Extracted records

Segment Open

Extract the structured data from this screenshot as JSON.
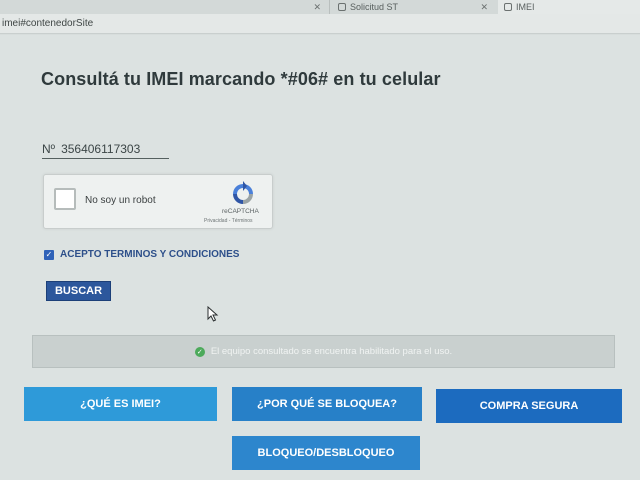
{
  "browser": {
    "tabs": [
      {
        "label": ""
      },
      {
        "label": "Solicitud ST"
      },
      {
        "label": "IMEI"
      }
    ],
    "url": "imei#contenedorSite"
  },
  "page": {
    "title": "Consultá tu IMEI marcando *#06# en tu celular",
    "imei_prefix": "Nº",
    "imei_value": "356406117303"
  },
  "captcha": {
    "label": "No soy un robot",
    "brand": "reCAPTCHA",
    "links": "Privacidad - Términos"
  },
  "terms": {
    "label": "ACEPTO TERMINOS Y CONDICIONES",
    "checked": true
  },
  "search_button": {
    "label": "BUSCAR"
  },
  "status": {
    "message": "El equipo consultado se encuentra habilitado para el uso.",
    "color": "#4caa5b"
  },
  "nav_buttons": [
    {
      "label": "¿QUÉ ES IMEI?"
    },
    {
      "label": "¿POR QUÉ SE BLOQUEA?"
    },
    {
      "label": "COMPRA SEGURA"
    },
    {
      "label": "BLOQUEO/DESBLOQUEO"
    }
  ]
}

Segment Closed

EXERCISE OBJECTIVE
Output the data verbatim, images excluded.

WRITTEN SOLUTION
Extract the structured data from this screenshot as JSON.
{
  "browser": {
    "tabs": [
      {
        "label": ""
      },
      {
        "label": "Solicitud ST"
      },
      {
        "label": "IMEI"
      }
    ],
    "url": "imei#contenedorSite"
  },
  "page": {
    "title": "Consultá tu IMEI marcando *#06# en tu celular",
    "imei_prefix": "Nº",
    "imei_value": "356406117303"
  },
  "captcha": {
    "label": "No soy un robot",
    "brand": "reCAPTCHA",
    "links": "Privacidad - Términos"
  },
  "terms": {
    "label": "ACEPTO TERMINOS Y CONDICIONES",
    "checked": true
  },
  "search_button": {
    "label": "BUSCAR"
  },
  "status": {
    "message": "El equipo consultado se encuentra habilitado para el uso.",
    "color": "#4caa5b"
  },
  "nav_buttons": [
    {
      "label": "¿QUÉ ES IMEI?"
    },
    {
      "label": "¿POR QUÉ SE BLOQUEA?"
    },
    {
      "label": "COMPRA SEGURA"
    },
    {
      "label": "BLOQUEO/DESBLOQUEO"
    }
  ]
}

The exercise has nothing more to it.